It’s more likely you’ll see savings if you recently got a credit card with a sign-up bonus — say, if your card offers $200 back after spending $1,000 in the first three months. But even then, if a convenience fee were applied, it would eat away at those rewards.

Interest charges

Community colleges are the type of school most likely to accept payment by credit card — and the least likely to charge a convenience fee — according to the National Association of College and University Business Officers survey. They’re also the least expensive, according to the College Board.

But even then, it’s not a good idea to pay with a credit card if you plan to carry that balance from month to month. Unless you have a card that doesn’t charge interest for an introductory period, carrying a balance could mean paying loads in interest charges.
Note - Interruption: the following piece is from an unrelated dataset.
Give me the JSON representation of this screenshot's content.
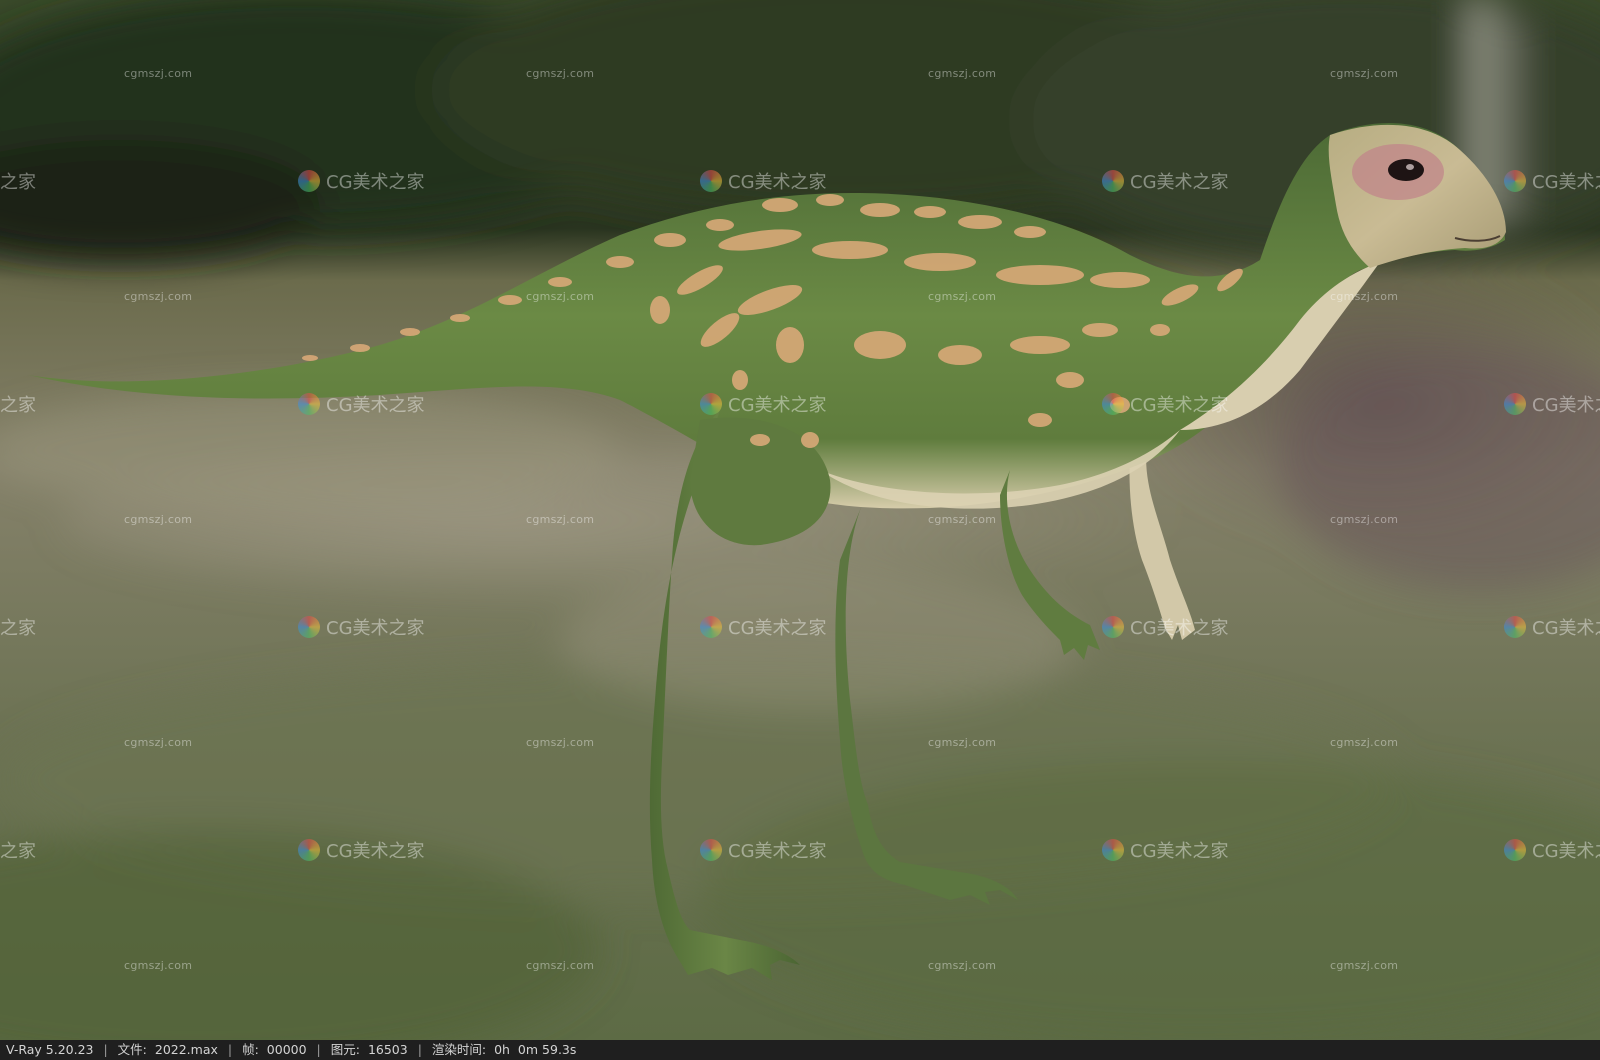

For instance, leaving a $2,055 balance on a card with an annual percentage rate of 17% will accrue about $29 in interest in the first month alone.

Other financial aid options

Know that you don’t have to pay for school out of pocket.

Fill out the Free Application for Federal Student Aid, known as the FAFSA, to qualify for federal grants you don’t have to pay back. Students with financial need can get a Pell Grant, for instance, of up to $6,095 for the year. The amount you’ll receive depends on your income, school costs and whether you’ll attend full- or part-time.

The FAFSA also makes you eligible for federal student loans, whose interest rates — 5.05% for undergrads in 2018-19 — are generally lower than the rates on credit cards. Check into scholarships, too, and ask about getting tuition reimbursement from your company if you’ll work while studying.

Unless you have a plan to get rid of your balance fast — and you’ve already exhausted every other financial aid option — paying for college on credit doesn’t make the grade.

This article was written by NerdWallet and was originally published by The Associated Press. 

The article To Make College Cost Even More, Pay by Credit Card originally appeared on NerdWallet.